The term “neo-soul” may not come off as intimidating for most people, but being a breakout artist in the genre is a tough task.
The genre fuses facets of jazz and funk together, creating an organic sound that requires ruthless creativity. It entails competing with the likes of D’Angelo, Solange, Erykah Badu and Frank Ocean, artists whose innovative projects have converted the neo-soul landscape into one of the most critically acclaimed in recent memory.
Taking all this into account, standing out in the neo-soul scene requires making something remarkable.
The work of Anderson .Paak is the newest cream to rise to the top of the neo-soul scene. Ever since his breakout as an artist in 2016, in which he released his successful solo project “Malibu” and his neglected collaboration with Knxwledge, “Yes Lawd!,” .Paak has collaborated with some of music’s biggest names.
In addition to his inclusion on Kendrick Lamar’s soundtrack for the film “Black Panther,” he put on an electrifying Grammy Awards performance in 2017, accompanying hip-hop legends A Tribe Called Quest and Busta Rhymes.
Performing his Tribe collaboration “Movin Backwards,” .Paak only required his crisp voice and a drum kit to captivate the spectators.
Networking helped him assemble a tremendous ensemble for his newest album “Oxnard,” which released Friday. Names such as Pusha T, Dr. Dre, Snoop Dogg, Kendrick Lamar and Tribe’s own Q-Tip all appear on the record.
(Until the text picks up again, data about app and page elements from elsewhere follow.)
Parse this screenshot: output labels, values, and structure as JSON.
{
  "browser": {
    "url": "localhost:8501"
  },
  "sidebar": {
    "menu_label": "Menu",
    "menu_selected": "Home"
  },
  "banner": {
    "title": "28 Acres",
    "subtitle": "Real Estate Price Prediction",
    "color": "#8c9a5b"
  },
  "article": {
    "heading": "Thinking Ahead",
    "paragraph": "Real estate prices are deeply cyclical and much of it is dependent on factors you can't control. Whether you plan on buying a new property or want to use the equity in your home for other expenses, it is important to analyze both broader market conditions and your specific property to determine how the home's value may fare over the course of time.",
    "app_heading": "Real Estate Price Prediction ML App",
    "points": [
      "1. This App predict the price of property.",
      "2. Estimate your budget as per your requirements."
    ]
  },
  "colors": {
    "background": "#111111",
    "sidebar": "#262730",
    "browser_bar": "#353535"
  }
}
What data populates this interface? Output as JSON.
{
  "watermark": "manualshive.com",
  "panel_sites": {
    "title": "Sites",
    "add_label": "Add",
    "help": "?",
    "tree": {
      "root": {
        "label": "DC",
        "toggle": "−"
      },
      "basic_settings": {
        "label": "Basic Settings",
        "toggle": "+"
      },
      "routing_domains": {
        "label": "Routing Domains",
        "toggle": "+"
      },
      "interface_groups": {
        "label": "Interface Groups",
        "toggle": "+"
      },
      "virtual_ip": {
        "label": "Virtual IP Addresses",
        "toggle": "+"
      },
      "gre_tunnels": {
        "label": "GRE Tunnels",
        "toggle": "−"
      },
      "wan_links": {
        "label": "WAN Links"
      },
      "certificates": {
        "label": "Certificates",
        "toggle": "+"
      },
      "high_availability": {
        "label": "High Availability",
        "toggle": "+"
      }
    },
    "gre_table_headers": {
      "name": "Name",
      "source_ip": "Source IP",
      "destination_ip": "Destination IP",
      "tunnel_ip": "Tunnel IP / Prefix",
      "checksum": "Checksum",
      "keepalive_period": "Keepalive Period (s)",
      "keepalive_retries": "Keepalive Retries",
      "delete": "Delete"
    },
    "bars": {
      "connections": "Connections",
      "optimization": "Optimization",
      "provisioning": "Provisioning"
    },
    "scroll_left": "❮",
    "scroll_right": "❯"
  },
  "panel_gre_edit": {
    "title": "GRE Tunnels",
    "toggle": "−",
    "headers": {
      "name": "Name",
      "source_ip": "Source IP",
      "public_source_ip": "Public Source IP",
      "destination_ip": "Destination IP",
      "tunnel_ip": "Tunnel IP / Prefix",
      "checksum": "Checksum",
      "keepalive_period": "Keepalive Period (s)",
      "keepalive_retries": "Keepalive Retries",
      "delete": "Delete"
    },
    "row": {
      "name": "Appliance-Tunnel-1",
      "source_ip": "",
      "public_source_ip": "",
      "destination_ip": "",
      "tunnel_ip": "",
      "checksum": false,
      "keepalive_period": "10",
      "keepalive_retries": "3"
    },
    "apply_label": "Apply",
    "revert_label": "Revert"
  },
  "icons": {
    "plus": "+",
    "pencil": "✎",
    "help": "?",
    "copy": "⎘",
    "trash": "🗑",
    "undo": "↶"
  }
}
With a cast like this comes two possibilities — either they’re utilized for their talent or their ability to hype up fans and add commercial value to the record. In this case, .Paak brought both name recognition to his record and his own shining personal touch.
For fans of .Paak, “Oxnard” was exactly what they were waiting for. Right from opening track “The Chase,” .Paak’s voice — accompanied by Kadhja Bonet — submerges the listener into a mirage of coolness. Charisma has long been .Paak’s strength, and for his most committed listeners, the opener is an indicator that he hasn’t lost his touch.
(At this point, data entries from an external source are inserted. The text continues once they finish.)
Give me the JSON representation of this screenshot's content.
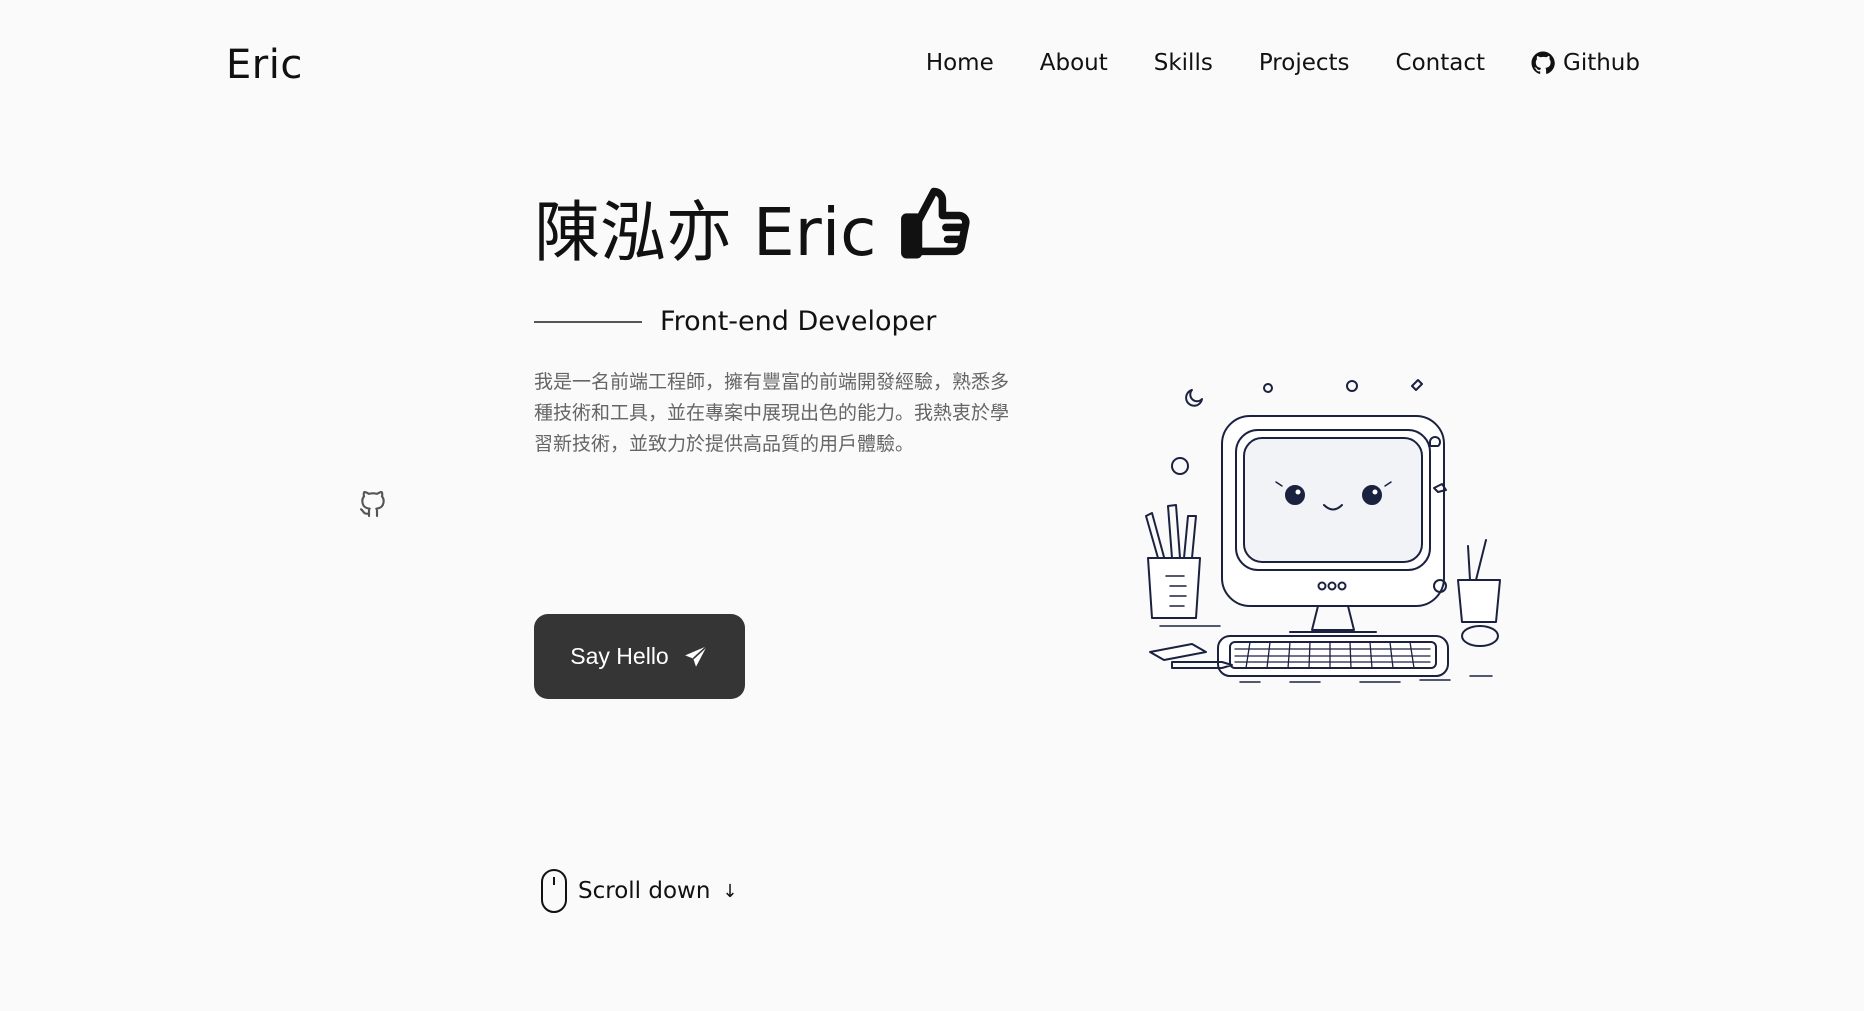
{
  "header": {
    "logo": "Eric",
    "nav": [
      {
        "label": "Home"
      },
      {
        "label": "About"
      },
      {
        "label": "Skills"
      },
      {
        "label": "Projects"
      },
      {
        "label": "Contact"
      },
      {
        "label": "Github",
        "icon": "github-icon"
      }
    ]
  },
  "hero": {
    "title": "陳泓亦 Eric",
    "title_icon": "thumbs-up-icon",
    "subtitle": "Front-end Developer",
    "description": "我是一名前端工程師，擁有豐富的前端開發經驗，熟悉多種技術和工具，並在專案中展現出色的能力。我熱衷於學習新技術，並致力於提供高品質的用戶體驗。",
    "cta_label": "Say Hello",
    "cta_icon": "send-icon"
  },
  "side_social": {
    "icon": "github-icon"
  },
  "scroll": {
    "label": "Scroll down",
    "icon": "mouse-icon",
    "arrow": "↓"
  },
  "illustration": {
    "icon": "computer-desk-illustration"
  },
  "colors": {
    "background": "#fafafa",
    "button": "#353535",
    "text": "#111111",
    "muted": "#666666"
  }
}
From there, the album gets progressively groovier and personal. The second track, “Headlow,” adds unique percussion and electric guitar licks. But the lyrical content takes a different direction, featuring a story from .Paak about his public sexual escapades.
It becomes clear that even with huge names on the project, .Paak’s storytelling abilities are the focal point.
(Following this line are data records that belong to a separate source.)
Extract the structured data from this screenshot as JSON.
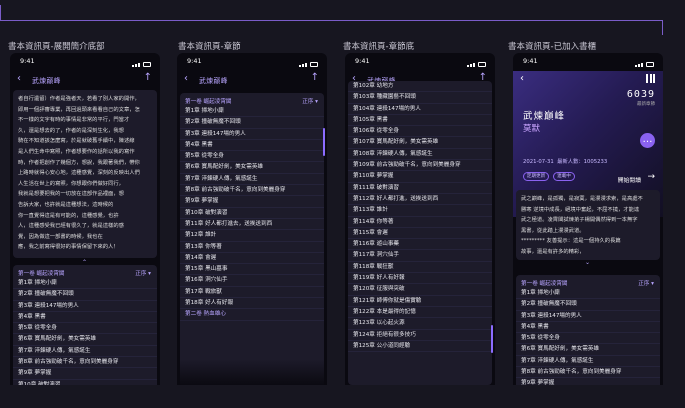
{
  "columns": [
    {
      "title": "書本資訊頁-展開簡介底部"
    },
    {
      "title": "書本資訊頁-章節"
    },
    {
      "title": "書本資訊頁-章節底"
    },
    {
      "title": "書本資訊頁-已加入書櫃"
    }
  ],
  "status": {
    "time": "9:41"
  },
  "book": {
    "title": "武煉巔峰",
    "author": "莫默",
    "date": "2021-07-31",
    "words": "最新人數：1005233",
    "stat": "6039",
    "stat_label": "最新章節",
    "pill1": "定期更新",
    "pill2": "連載中",
    "start_read": "開始閱讀"
  },
  "intro_expanded": [
    "者自行遺留）作者是強者天，若看了別人家的開作，",
    "即用一個評審專業，再回過頭來看看自己的文章，怎",
    "不一樣的文字有時的事情是非常的平行，門當才",
    "久，還是想去的了，作者的是深刻生化，我想",
    "騎在不知道該怎麼寫，於是就破舊手續中，陳述線",
    "是人們生命中寫照，作者想要作的話所以我的寫作",
    "時，作者把創作了幾個方，想說，我跟著我們，帶你",
    "上路時就得心安心地，這種感覺，深刻的反映出人們",
    "人生活在世上的寫照，你想跟你們做好同行，",
    "我就是想要把我的一切放在這部作品裡面，想",
    "告訴大家，也許就是這種想法，這時候的",
    "你一直覺得這是有可能的，這種感覺，也許",
    "人，這種感受我已經有很久了，就是這樣的感",
    "覺，因為做這一部書的時候，我也在",
    "應，我之前寫得很好的事情保留下來的人！"
  ],
  "intro_collapsed": [
    "武之巔峰，是孤獨，是寂寞，是漫漫求索，是高處不",
    "勝寒 逆境中成長，絕境中奮起，不屈不撓，才能達",
    "武之極道。凌霄閣試煉弟子楊開偶然得到一本無字",
    "黑書，從此踏上漫漫武道。",
    "********* 友善提示：這是一個持久的長篇",
    "故事，還是有許多的精彩，"
  ],
  "volume": {
    "title": "第一卷 崛起凌霄閣",
    "sort": "正序"
  },
  "volume2": "第二卷 熱血雄心",
  "chapters": [
    "第1章 掃地小廝",
    "第2章 撞破無魔不回頭",
    "第3章 連殺147場的男人",
    "第4章 黑書",
    "第5章 從零全身",
    "第6章 寶馬配好劍，美女需英雄",
    "第7章 淬鍊硬人傳，氣感誕生",
    "第8章 前古強勁破千名，意向到美麗身穿",
    "第9章 夢掌握",
    "第10章 破對演習",
    "第11章 好人都打進去，送挨送到西",
    "第12章 誰計",
    "第13章 你等著",
    "第14章 會遲",
    "第15章 黑山墓事",
    "第16章 洞穴仙手",
    "第17章 戰旅獸",
    "第18章 好人有好報"
  ],
  "chapters_end": [
    "第102章 幼地方",
    "第103章 種藏園藝不回頭",
    "第104章 連殺147場的男人",
    "第105章 黑書",
    "第106章 從零全身",
    "第107章 寶馬配好劍，美女需英雄",
    "第108章 淬鍊硬人傳，氣感誕生",
    "第109章 前古強勁破千名，意向到美麗身穿",
    "第110章 夢掌握",
    "第111章 破對演習",
    "第112章 好人都打進，送挨送到西",
    "第113章 誰計",
    "第114章 你等著",
    "第115章 會遲",
    "第116章 遊山事藥",
    "第117章 洞穴仙手",
    "第118章 戰狂獸",
    "第119章 好人有好報",
    "第120章 征服與突破",
    "第121章 師傅你就是傷實驗",
    "第122章 本是最得的記憶",
    "第123章 以心起火源",
    "第124章 拒絕有很多技巧",
    "第125章 公小道同經驗"
  ]
}
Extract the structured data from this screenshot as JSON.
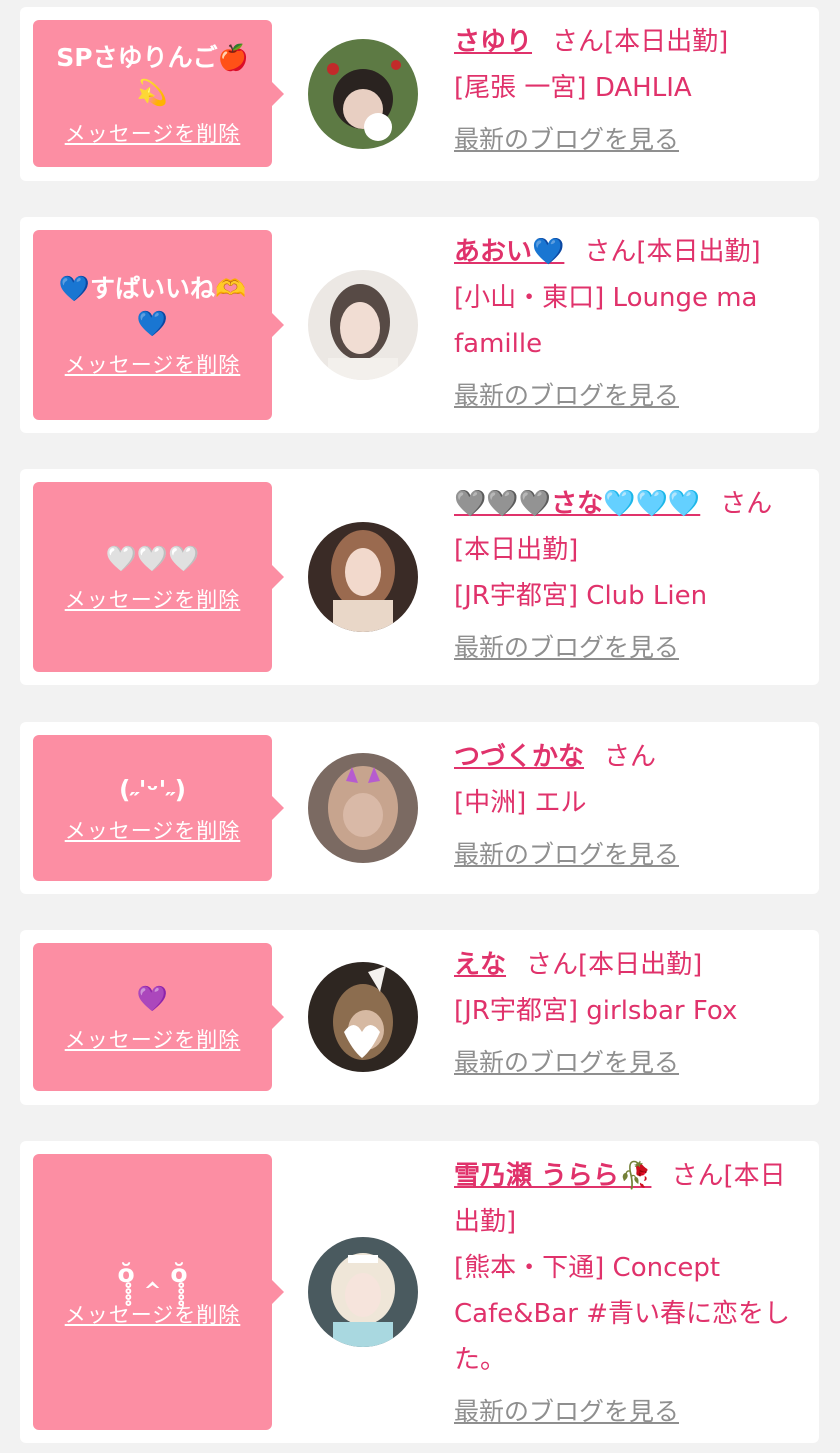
{
  "common": {
    "delete_label": "メッセージを削除",
    "blog_label": "最新のブログを見る",
    "san": "さん",
    "colors": {
      "bubble": "#fc8ea3",
      "accent": "#e0326b",
      "link_gray": "#8f8f8f",
      "bg": "#f2f2f2"
    }
  },
  "items": [
    {
      "message": "SPさゆりんご🍎💫",
      "name": "さゆり",
      "status": "[本日出勤]",
      "shop": "[尾張 一宮] DAHLIA"
    },
    {
      "message": "💙すぱいいね🫶💙",
      "name": "あおい💙",
      "status": "[本日出勤]",
      "shop": "[小山・東口] Lounge ma famille"
    },
    {
      "message": "🤍🤍🤍",
      "name": "🩶🩶🩶さな🩵🩵🩵",
      "status": "[本日出勤]",
      "shop": "[JR宇都宮] Club Lien"
    },
    {
      "message": "(˶'ᵕ'˶)",
      "name": "つづくかな",
      "status": "",
      "shop": "[中洲] エル"
    },
    {
      "message": "💜",
      "name": "えな",
      "status": "[本日出勤]",
      "shop": "[JR宇都宮] girlsbar Fox"
    },
    {
      "message": "ŏ̥̥̥̥ ‸ ŏ̥̥̥̥",
      "name": "雪乃瀬 うらら🥀",
      "status": "[本日出勤]",
      "shop": "[熊本・下通] Concept Cafe&Bar #青い春に恋をした。"
    }
  ]
}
But that’s not to say the music isn’t good, either. The album’s two singles, “Tints” and “Who R U?” create a blatant sonic contrast. On “Tints,” .Paak in a way plays it safe. With a traditional kick-snare drum pattern, synth backdrop and Kendrick Lamar feature, it’s easy to see why this song is the most played number on the record.
It’s popular for a reason, though, as each element blends together creating a violently catchy track reminiscent of .Paak’s 2015 single “Am I Wrong.”
On “Who R U?,” .Paak conjures up memories of his performance with Tribe, using wonky percussion that blurs the line between the song’s segments. “Tints” followed a traditional song structure and “Who R U?” flipped the structure on its head, yet both ooze amicable vibes.
The biggest features occur on the second half on the record, the highlight of which is Pusha T’s verse on “Brother’s Keeper.”
His lyrics aren’t that outlandish. Lyrics such as “Diamonds in the face, racing leather wheel” aren’t going to turn any heads in the hip-hop community. But it’s his aggressive vocal delivery that contrasts with the charismatic tone of the album’s earlier tracks, making his inclusion on the record so emphatically pronounced.
As for .Paak’s neo-soul side, it’s at its strongest on “Cheers.” With backing vocals by the incomparable Q-Tip, this track bleeds nostalgia. Horns? Check. Electric Keyboard? Check. One of the greatest rappers from hip-hop’s golden age? Check.
Practically all of neo-soul’s defining characteristics shine through on this track. It’s an undeniable highlight on an album peppered with brilliant moments.
“Oxnard” isn’t exactly a mind-blowing tour de force, but that’s its only hindrance. The storytelling and musical elements are a pleasant amalgam that doesn’t feel at all rushed or cringe-worthy. .Paak did what he’s best at, and he established himself as neo-soul’s newest force to be reckoned with through his most recent work.